Print each record below precisely, with every picture left out of the copy.

Interface dataset entries
--------
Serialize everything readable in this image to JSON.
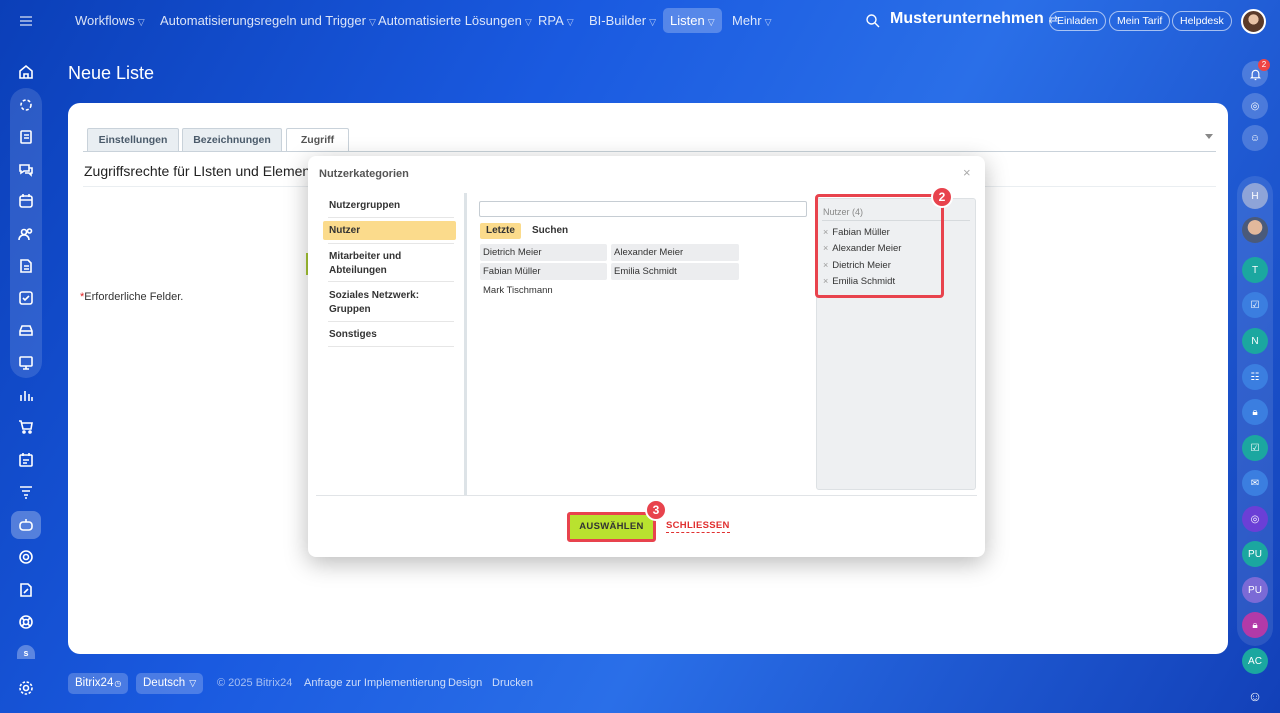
{
  "topnav": {
    "menu_icon": "hamburger-icon",
    "items": [
      {
        "label": "Workflows",
        "dropdown": true
      },
      {
        "label": "Automatisierungsregeln und Trigger",
        "dropdown": true
      },
      {
        "label": "Automatisierte Lösungen",
        "dropdown": true
      },
      {
        "label": "RPA",
        "dropdown": true
      },
      {
        "label": "BI-Builder",
        "dropdown": true
      },
      {
        "label": "Listen",
        "dropdown": true,
        "active": true
      },
      {
        "label": "Mehr",
        "dropdown": true
      }
    ],
    "company": "Musterunternehmen",
    "invite": "Einladen",
    "tariff": "Mein Tarif",
    "helpdesk": "Helpdesk"
  },
  "page": {
    "title": "Neue Liste"
  },
  "tabs": [
    "Einstellungen",
    "Bezeichnungen",
    "Zugriff"
  ],
  "section_title": "Zugriffsrechte für LIsten und Elemen",
  "required_note": "Erforderliche Felder.",
  "required_star": "*",
  "dialog": {
    "title": "Nutzerkategorien",
    "close_glyph": "×",
    "categories": [
      "Nutzergruppen",
      "Nutzer",
      "Mitarbeiter und Abteilungen",
      "Soziales Netzwerk: Gruppen",
      "Sonstiges"
    ],
    "selected_category": "Nutzer",
    "subtabs": [
      "Letzte",
      "Suchen"
    ],
    "search_value": "",
    "users": [
      "Dietrich Meier",
      "Alexander Meier",
      "Fabian Müller",
      "Emilia Schmidt",
      "Mark Tischmann"
    ],
    "selected_header": "Nutzer (4)",
    "selected_users": [
      "Fabian Müller",
      "Alexander Meier",
      "Dietrich Meier",
      "Emilia Schmidt"
    ],
    "remove_glyph": "×",
    "select_button": "AUSWÄHLEN",
    "close_button": "SCHLIESSEN"
  },
  "annotations": {
    "badge_2": "2",
    "badge_3": "3",
    "highlight_color": "#e8434d"
  },
  "right_bar": {
    "notification_count": "2",
    "initials": [
      "H",
      "T",
      "N",
      "PU",
      "PU",
      "AC"
    ]
  },
  "footer": {
    "brand": "Bitrix24",
    "language": "Deutsch",
    "copyright": "© 2025 Bitrix24",
    "links": [
      "Anfrage zur Implementierung",
      "Design",
      "Drucken"
    ]
  },
  "colors": {
    "accent_green": "#b9e22f",
    "selected_yellow": "#fbdb8c",
    "brand_blue": "#1a5ae0"
  }
}
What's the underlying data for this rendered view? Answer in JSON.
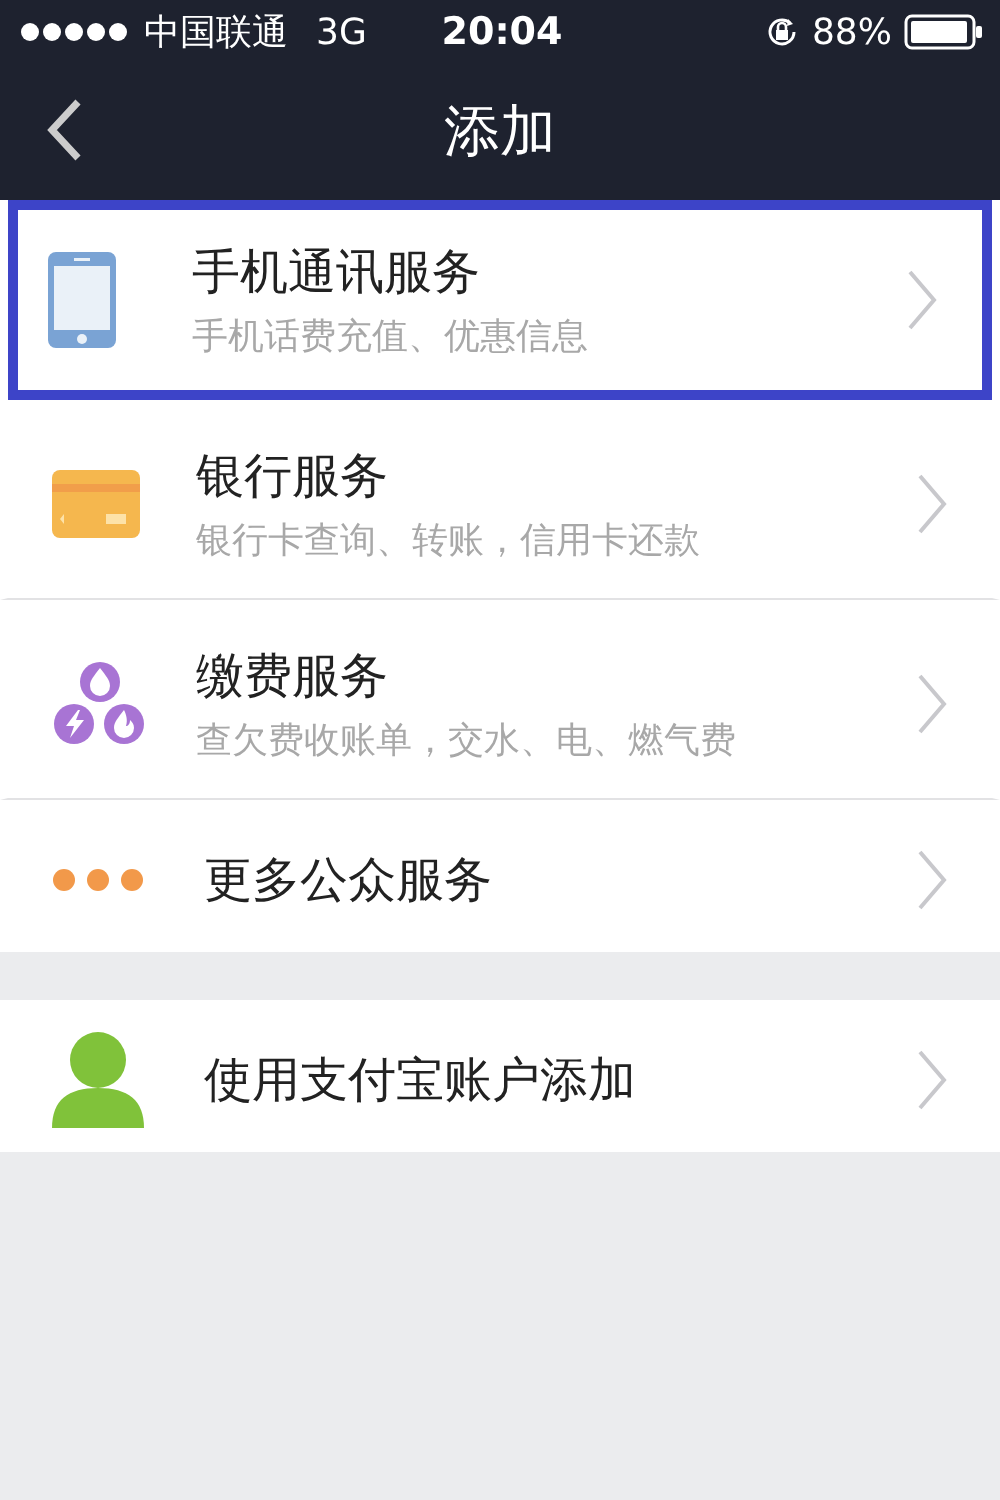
{
  "status_bar": {
    "carrier": "中国联通",
    "network": "3G",
    "time": "20:04",
    "battery": "88%"
  },
  "nav": {
    "title": "添加"
  },
  "groups": [
    {
      "items": [
        {
          "kind": "phone",
          "title": "手机通讯服务",
          "subtitle": "手机话费充值、优惠信息",
          "highlighted": true
        },
        {
          "kind": "card",
          "title": "银行服务",
          "subtitle": "银行卡查询、转账，信用卡还款",
          "highlighted": false
        },
        {
          "kind": "bills",
          "title": "缴费服务",
          "subtitle": "查欠费收账单，交水、电、燃气费",
          "highlighted": false
        },
        {
          "kind": "more",
          "title": "更多公众服务",
          "highlighted": false
        }
      ]
    },
    {
      "items": [
        {
          "kind": "person",
          "title": "使用支付宝账户添加",
          "highlighted": false
        }
      ]
    }
  ]
}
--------
▶ **TASK SOLUTION**
Serialize everything readable in this image to JSON.
{
  "topnav": {
    "menu_icon": "hamburger-icon",
    "items": [
      {
        "label": "Workflows",
        "dropdown": true
      },
      {
        "label": "Automatisierungsregeln und Trigger",
        "dropdown": true
      },
      {
        "label": "Automatisierte Lösungen",
        "dropdown": true
      },
      {
        "label": "RPA",
        "dropdown": true
      },
      {
        "label": "BI-Builder",
        "dropdown": true
      },
      {
        "label": "Listen",
        "dropdown": true,
        "active": true
      },
      {
        "label": "Mehr",
        "dropdown": true
      }
    ],
    "company": "Musterunternehmen",
    "invite": "Einladen",
    "tariff": "Mein Tarif",
    "helpdesk": "Helpdesk"
  },
  "page": {
    "title": "Neue Liste"
  },
  "tabs": [
    "Einstellungen",
    "Bezeichnungen",
    "Zugriff"
  ],
  "section_title": "Zugriffsrechte für LIsten und Elemen",
  "required_note": "Erforderliche Felder.",
  "required_star": "*",
  "dialog": {
    "title": "Nutzerkategorien",
    "close_glyph": "×",
    "categories": [
      "Nutzergruppen",
      "Nutzer",
      "Mitarbeiter und Abteilungen",
      "Soziales Netzwerk: Gruppen",
      "Sonstiges"
    ],
    "selected_category": "Nutzer",
    "subtabs": [
      "Letzte",
      "Suchen"
    ],
    "search_value": "",
    "users": [
      "Dietrich Meier",
      "Alexander Meier",
      "Fabian Müller",
      "Emilia Schmidt",
      "Mark Tischmann"
    ],
    "selected_header": "Nutzer (4)",
    "selected_users": [
      "Fabian Müller",
      "Alexander Meier",
      "Dietrich Meier",
      "Emilia Schmidt"
    ],
    "remove_glyph": "×",
    "select_button": "AUSWÄHLEN",
    "close_button": "SCHLIESSEN"
  },
  "annotations": {
    "badge_2": "2",
    "badge_3": "3",
    "highlight_color": "#e8434d"
  },
  "right_bar": {
    "notification_count": "2",
    "initials": [
      "H",
      "T",
      "N",
      "PU",
      "PU",
      "AC"
    ]
  },
  "footer": {
    "brand": "Bitrix24",
    "language": "Deutsch",
    "copyright": "© 2025 Bitrix24",
    "links": [
      "Anfrage zur Implementierung",
      "Design",
      "Drucken"
    ]
  },
  "colors": {
    "accent_green": "#b9e22f",
    "selected_yellow": "#fbdb8c",
    "brand_blue": "#1a5ae0"
  }
}
What's the underlying data for this rendered view? Answer in JSON.
{
  "status_bar": {
    "carrier": "中国联通",
    "network": "3G",
    "time": "20:04",
    "battery": "88%"
  },
  "nav": {
    "title": "添加"
  },
  "groups": [
    {
      "items": [
        {
          "kind": "phone",
          "title": "手机通讯服务",
          "subtitle": "手机话费充值、优惠信息",
          "highlighted": true
        },
        {
          "kind": "card",
          "title": "银行服务",
          "subtitle": "银行卡查询、转账，信用卡还款",
          "highlighted": false
        },
        {
          "kind": "bills",
          "title": "缴费服务",
          "subtitle": "查欠费收账单，交水、电、燃气费",
          "highlighted": false
        },
        {
          "kind": "more",
          "title": "更多公众服务",
          "highlighted": false
        }
      ]
    },
    {
      "items": [
        {
          "kind": "person",
          "title": "使用支付宝账户添加",
          "highlighted": false
        }
      ]
    }
  ]
}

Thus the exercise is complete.